* **RECORDS SUPPLIED**:
==================================================

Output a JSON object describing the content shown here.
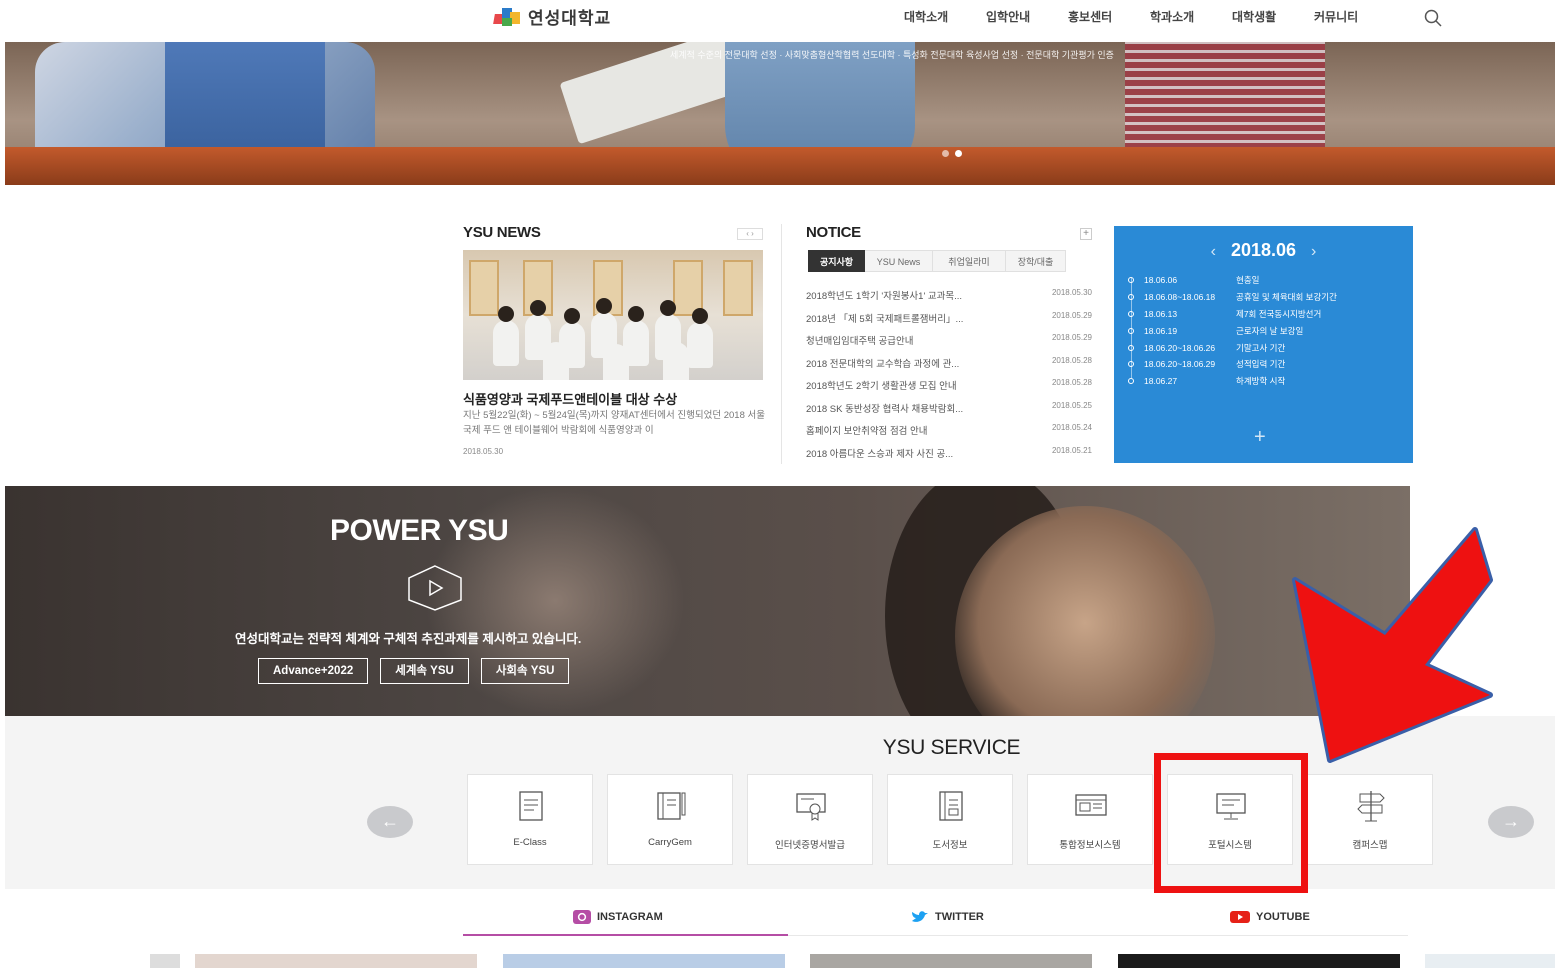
{
  "header": {
    "logo_text": "연성대학교",
    "nav": [
      "대학소개",
      "입학안내",
      "홍보센터",
      "학과소개",
      "대학생활",
      "커뮤니티"
    ],
    "search_icon": "search-icon"
  },
  "hero": {
    "caption": "세계적 수준의 전문대학 선정 · 사회맞춤형산학협력 선도대학 · 특성화 전문대학 육성사업 선정 · 전문대학 기관평가 인증"
  },
  "news": {
    "title": "YSU NEWS",
    "pager": "‹ ›",
    "headline": "식품영양과 국제푸드앤테이블 대상 수상",
    "summary": "지난 5월22일(화) ~ 5월24일(목)까지 양재AT센터에서 진행되었던 2018 서울 국제 푸드 앤 테이블웨어 박람회에 식품영양과 이",
    "date": "2018.05.30"
  },
  "notice": {
    "title": "NOTICE",
    "more": "+",
    "tabs": [
      "공지사항",
      "YSU News",
      "취업일라미",
      "장학/대출"
    ],
    "items": [
      {
        "title": "2018학년도 1학기 '자원봉사1' 교과목...",
        "date": "2018.05.30"
      },
      {
        "title": "2018년 「제 5회 국제패트롤잼버리」...",
        "date": "2018.05.29"
      },
      {
        "title": "청년매입임대주택 공급안내",
        "date": "2018.05.29"
      },
      {
        "title": "2018 전문대학의 교수학습 과정에 관...",
        "date": "2018.05.28"
      },
      {
        "title": "2018학년도 2학기 생활관생 모집 안내",
        "date": "2018.05.28"
      },
      {
        "title": "2018 SK 동반성장 협력사 채용박람회...",
        "date": "2018.05.25"
      },
      {
        "title": "홈페이지 보안취약점 점검 안내",
        "date": "2018.05.24"
      },
      {
        "title": "2018 아름다운 스승과 제자 사진 공...",
        "date": "2018.05.21"
      }
    ]
  },
  "calendar": {
    "month": "2018.06",
    "prev": "‹",
    "next": "›",
    "more": "+",
    "events": [
      {
        "date": "18.06.06",
        "name": "현충일"
      },
      {
        "date": "18.06.08~18.06.18",
        "name": "공휴일 및 체육대회 보강기간"
      },
      {
        "date": "18.06.13",
        "name": "제7회 전국동시지방선거"
      },
      {
        "date": "18.06.19",
        "name": "근로자의 날 보강일"
      },
      {
        "date": "18.06.20~18.06.26",
        "name": "기말고사 기간"
      },
      {
        "date": "18.06.20~18.06.29",
        "name": "성적입력 기간"
      },
      {
        "date": "18.06.27",
        "name": "하계방학 시작"
      }
    ]
  },
  "power": {
    "title": "POWER YSU",
    "text": "연성대학교는 전략적 체계와 구체적 추진과제를 제시하고 있습니다.",
    "buttons": [
      "Advance+2022",
      "세계속 YSU",
      "사회속 YSU"
    ]
  },
  "service": {
    "title": "YSU SERVICE",
    "prev": "←",
    "next": "→",
    "items": [
      {
        "label": "E-Class",
        "icon": "tablet-icon"
      },
      {
        "label": "CarryGem",
        "icon": "notebook-icon"
      },
      {
        "label": "인터넷증명서발급",
        "icon": "certificate-icon"
      },
      {
        "label": "도서정보",
        "icon": "book-icon"
      },
      {
        "label": "통합정보시스템",
        "icon": "browser-window-icon"
      },
      {
        "label": "포털시스템",
        "icon": "monitor-icon"
      },
      {
        "label": "캠퍼스맵",
        "icon": "signpost-icon"
      }
    ]
  },
  "social": {
    "tabs": [
      "INSTAGRAM",
      "TWITTER",
      "YOUTUBE"
    ],
    "colors": {
      "instagram": "#b54da5",
      "twitter": "#1da1f2",
      "youtube": "#e62117"
    }
  },
  "annotation": {
    "highlight_color": "#ee1111",
    "arrow_color": "#ee1111",
    "arrow_outline": "#3a5fa8"
  }
}
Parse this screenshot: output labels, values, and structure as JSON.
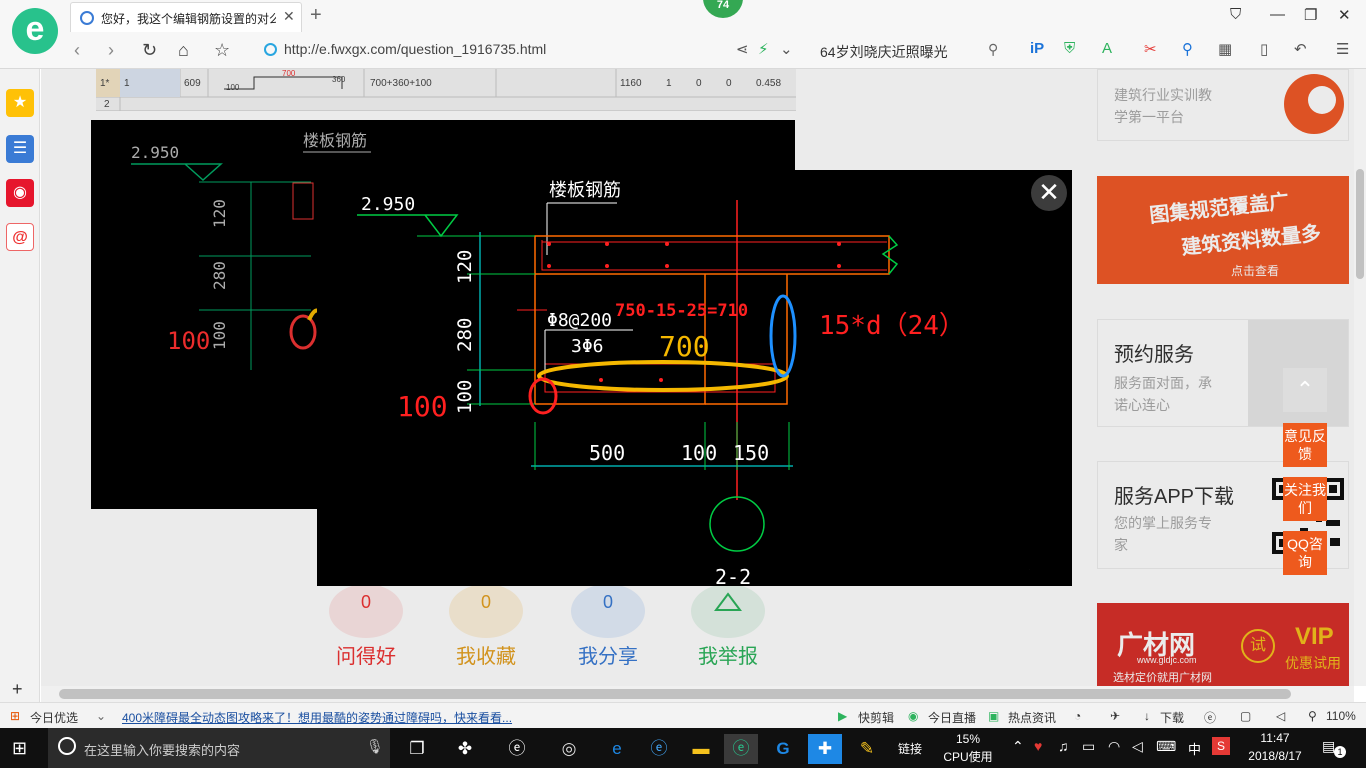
{
  "browser": {
    "tab_title": "您好，我这个编辑钢筋设置的对么",
    "badge": "74",
    "url": "http://e.fwxgx.com/question_1916735.html",
    "search_text": "64岁刘晓庆近照曝光"
  },
  "sheet_row": {
    "row1": [
      "1*",
      "1",
      "609",
      "700",
      "360",
      "700+360+100",
      "1160",
      "1",
      "0",
      "0",
      "0.458"
    ],
    "row2": "2",
    "sub_label": "100"
  },
  "drawing": {
    "title": "楼板钢筋",
    "elevation": "2.950",
    "dim_120": "120",
    "dim_280": "280",
    "dim_100": "100",
    "stirrup": "Φ8@200",
    "bars": "3Φ6",
    "dim_500": "500",
    "dim_100b": "100",
    "dim_150": "150",
    "section": "2-2",
    "annotation_calc": "750-15-25=710",
    "annotation_700": "700",
    "annotation_15d": "15*d（24）",
    "annotation_100": "100",
    "bg_annotation_100": "100",
    "colors": {
      "red": "#ff2020",
      "yellow": "#f5b800",
      "blue": "#1e90ff",
      "green": "#00cc44",
      "cyan": "#00ffff",
      "orange": "#ff6a00",
      "white": "#ffffff"
    }
  },
  "stats": [
    {
      "count": "0",
      "label": "问得好"
    },
    {
      "count": "0",
      "label": "我收藏"
    },
    {
      "count": "0",
      "label": "我分享"
    },
    {
      "count": "",
      "label": "我举报"
    }
  ],
  "right": {
    "card0_text1": "建筑行业实训教",
    "card0_text2": "学第一平台",
    "ad1_title": "图集规范覆盖广",
    "ad1_sub": "建筑资料数量多",
    "ad1_link": "点击查看",
    "service_title": "预约服务",
    "service_text1": "服务面对面，承",
    "service_text2": "诺心连心",
    "app_title": "服务APP下载",
    "app_text1": "您的掌上服务专",
    "app_text2": "家",
    "ad2_brand": "广材网",
    "ad2_url": "www.gldjc.com",
    "ad2_slogan": "选材定价就用广材网",
    "ad2_vip": "VIP",
    "ad2_vip_sub": "优惠试用",
    "ad2_try": "试"
  },
  "float": {
    "feedback": "意见反馈",
    "follow": "关注我们",
    "qq": "QQ咨询"
  },
  "statusbar": {
    "left_label": "今日优选",
    "news": "400米障碍最全动态图攻略来了！想用最酷的姿势通过障碍吗，快来看看...",
    "kuaijianji": "快剪辑",
    "live": "今日直播",
    "hot": "热点资讯",
    "download": "下载",
    "zoom": "110%"
  },
  "taskbar": {
    "search_placeholder": "在这里输入你要搜索的内容",
    "link_label": "链接",
    "cpu_percent": "15%",
    "cpu_label": "CPU使用",
    "ime": "中",
    "time": "11:47",
    "date": "2018/8/17",
    "notif": "1"
  }
}
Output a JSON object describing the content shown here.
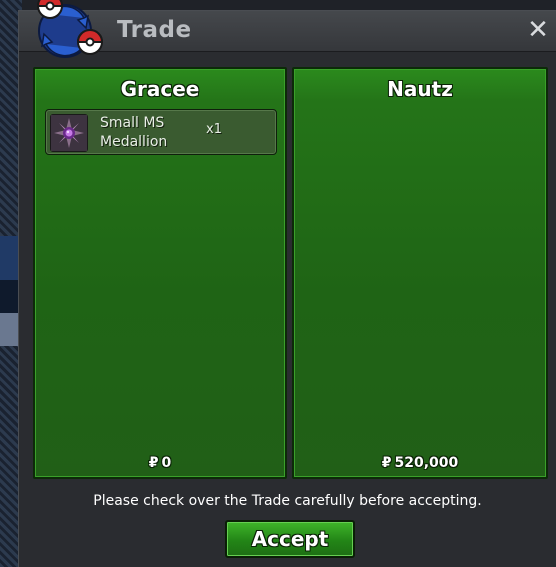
{
  "window": {
    "title": "Trade",
    "close_glyph": "✕"
  },
  "left_panel": {
    "player_name": "Gracee",
    "items": [
      {
        "name": "Small MS Medallion",
        "quantity": "x1",
        "icon": "medallion-icon"
      }
    ],
    "money_symbol": "₽",
    "money": "0"
  },
  "right_panel": {
    "player_name": "Nautz",
    "items": [],
    "money_symbol": "₽",
    "money": "520,000"
  },
  "notice": "Please check over the Trade carefully before accepting.",
  "accept_label": "Accept",
  "colors": {
    "panel_green": "#247418",
    "accept_green": "#2e9c1f",
    "titlebar": "#3e4145"
  }
}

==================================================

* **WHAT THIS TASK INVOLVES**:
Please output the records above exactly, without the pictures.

* **EXERCISE OUTPUT**:
Output a JSON object describing the content shown here.
{
  "header": {
    "logo_text": "연성대학교",
    "nav": [
      "대학소개",
      "입학안내",
      "홍보센터",
      "학과소개",
      "대학생활",
      "커뮤니티"
    ],
    "search_icon": "search-icon"
  },
  "hero": {
    "caption": "세계적 수준의 전문대학 선정 · 사회맞춤형산학협력 선도대학 · 특성화 전문대학 육성사업 선정 · 전문대학 기관평가 인증"
  },
  "news": {
    "title": "YSU NEWS",
    "pager": "‹ ›",
    "headline": "식품영양과 국제푸드앤테이블 대상 수상",
    "summary": "지난 5월22일(화) ~ 5월24일(목)까지 양재AT센터에서 진행되었던 2018 서울 국제 푸드 앤 테이블웨어 박람회에 식품영양과 이",
    "date": "2018.05.30"
  },
  "notice": {
    "title": "NOTICE",
    "more": "+",
    "tabs": [
      "공지사항",
      "YSU News",
      "취업일라미",
      "장학/대출"
    ],
    "items": [
      {
        "title": "2018학년도 1학기 '자원봉사1' 교과목...",
        "date": "2018.05.30"
      },
      {
        "title": "2018년 「제 5회 국제패트롤잼버리」...",
        "date": "2018.05.29"
      },
      {
        "title": "청년매입임대주택 공급안내",
        "date": "2018.05.29"
      },
      {
        "title": "2018 전문대학의 교수학습 과정에 관...",
        "date": "2018.05.28"
      },
      {
        "title": "2018학년도 2학기 생활관생 모집 안내",
        "date": "2018.05.28"
      },
      {
        "title": "2018 SK 동반성장 협력사 채용박람회...",
        "date": "2018.05.25"
      },
      {
        "title": "홈페이지 보안취약점 점검 안내",
        "date": "2018.05.24"
      },
      {
        "title": "2018 아름다운 스승과 제자 사진 공...",
        "date": "2018.05.21"
      }
    ]
  },
  "calendar": {
    "month": "2018.06",
    "prev": "‹",
    "next": "›",
    "more": "+",
    "events": [
      {
        "date": "18.06.06",
        "name": "현충일"
      },
      {
        "date": "18.06.08~18.06.18",
        "name": "공휴일 및 체육대회 보강기간"
      },
      {
        "date": "18.06.13",
        "name": "제7회 전국동시지방선거"
      },
      {
        "date": "18.06.19",
        "name": "근로자의 날 보강일"
      },
      {
        "date": "18.06.20~18.06.26",
        "name": "기말고사 기간"
      },
      {
        "date": "18.06.20~18.06.29",
        "name": "성적입력 기간"
      },
      {
        "date": "18.06.27",
        "name": "하계방학 시작"
      }
    ]
  },
  "power": {
    "title": "POWER YSU",
    "text": "연성대학교는 전략적 체계와 구체적 추진과제를 제시하고 있습니다.",
    "buttons": [
      "Advance+2022",
      "세계속 YSU",
      "사회속 YSU"
    ]
  },
  "service": {
    "title": "YSU SERVICE",
    "prev": "←",
    "next": "→",
    "items": [
      {
        "label": "E-Class",
        "icon": "tablet-icon"
      },
      {
        "label": "CarryGem",
        "icon": "notebook-icon"
      },
      {
        "label": "인터넷증명서발급",
        "icon": "certificate-icon"
      },
      {
        "label": "도서정보",
        "icon": "book-icon"
      },
      {
        "label": "통합정보시스템",
        "icon": "browser-window-icon"
      },
      {
        "label": "포털시스템",
        "icon": "monitor-icon"
      },
      {
        "label": "캠퍼스맵",
        "icon": "signpost-icon"
      }
    ]
  },
  "social": {
    "tabs": [
      "INSTAGRAM",
      "TWITTER",
      "YOUTUBE"
    ],
    "colors": {
      "instagram": "#b54da5",
      "twitter": "#1da1f2",
      "youtube": "#e62117"
    }
  },
  "annotation": {
    "highlight_color": "#ee1111",
    "arrow_color": "#ee1111",
    "arrow_outline": "#3a5fa8"
  }
}
Parse this screenshot: output labels, values, and structure as JSON.
{
  "browser": {
    "tab_title": "您好，我这个编辑钢筋设置的对么",
    "badge": "74",
    "url": "http://e.fwxgx.com/question_1916735.html",
    "search_text": "64岁刘晓庆近照曝光"
  },
  "sheet_row": {
    "row1": [
      "1*",
      "1",
      "609",
      "700",
      "360",
      "700+360+100",
      "1160",
      "1",
      "0",
      "0",
      "0.458"
    ],
    "row2": "2",
    "sub_label": "100"
  },
  "drawing": {
    "title": "楼板钢筋",
    "elevation": "2.950",
    "dim_120": "120",
    "dim_280": "280",
    "dim_100": "100",
    "stirrup": "Φ8@200",
    "bars": "3Φ6",
    "dim_500": "500",
    "dim_100b": "100",
    "dim_150": "150",
    "section": "2-2",
    "annotation_calc": "750-15-25=710",
    "annotation_700": "700",
    "annotation_15d": "15*d（24）",
    "annotation_100": "100",
    "bg_annotation_100": "100",
    "colors": {
      "red": "#ff2020",
      "yellow": "#f5b800",
      "blue": "#1e90ff",
      "green": "#00cc44",
      "cyan": "#00ffff",
      "orange": "#ff6a00",
      "white": "#ffffff"
    }
  },
  "stats": [
    {
      "count": "0",
      "label": "问得好"
    },
    {
      "count": "0",
      "label": "我收藏"
    },
    {
      "count": "0",
      "label": "我分享"
    },
    {
      "count": "",
      "label": "我举报"
    }
  ],
  "right": {
    "card0_text1": "建筑行业实训教",
    "card0_text2": "学第一平台",
    "ad1_title": "图集规范覆盖广",
    "ad1_sub": "建筑资料数量多",
    "ad1_link": "点击查看",
    "service_title": "预约服务",
    "service_text1": "服务面对面，承",
    "service_text2": "诺心连心",
    "app_title": "服务APP下载",
    "app_text1": "您的掌上服务专",
    "app_text2": "家",
    "ad2_brand": "广材网",
    "ad2_url": "www.gldjc.com",
    "ad2_slogan": "选材定价就用广材网",
    "ad2_vip": "VIP",
    "ad2_vip_sub": "优惠试用",
    "ad2_try": "试"
  },
  "float": {
    "feedback": "意见反馈",
    "follow": "关注我们",
    "qq": "QQ咨询"
  },
  "statusbar": {
    "left_label": "今日优选",
    "news": "400米障碍最全动态图攻略来了！想用最酷的姿势通过障碍吗，快来看看...",
    "kuaijianji": "快剪辑",
    "live": "今日直播",
    "hot": "热点资讯",
    "download": "下载",
    "zoom": "110%"
  },
  "taskbar": {
    "search_placeholder": "在这里输入你要搜索的内容",
    "link_label": "链接",
    "cpu_percent": "15%",
    "cpu_label": "CPU使用",
    "ime": "中",
    "time": "11:47",
    "date": "2018/8/17",
    "notif": "1"
  }
}
Output a JSON object describing the content shown here.
{
  "window": {
    "title": "Trade",
    "close_glyph": "✕"
  },
  "left_panel": {
    "player_name": "Gracee",
    "items": [
      {
        "name": "Small MS Medallion",
        "quantity": "x1",
        "icon": "medallion-icon"
      }
    ],
    "money_symbol": "₽",
    "money": "0"
  },
  "right_panel": {
    "player_name": "Nautz",
    "items": [],
    "money_symbol": "₽",
    "money": "520,000"
  },
  "notice": "Please check over the Trade carefully before accepting.",
  "accept_label": "Accept",
  "colors": {
    "panel_green": "#247418",
    "accept_green": "#2e9c1f",
    "titlebar": "#3e4145"
  }
}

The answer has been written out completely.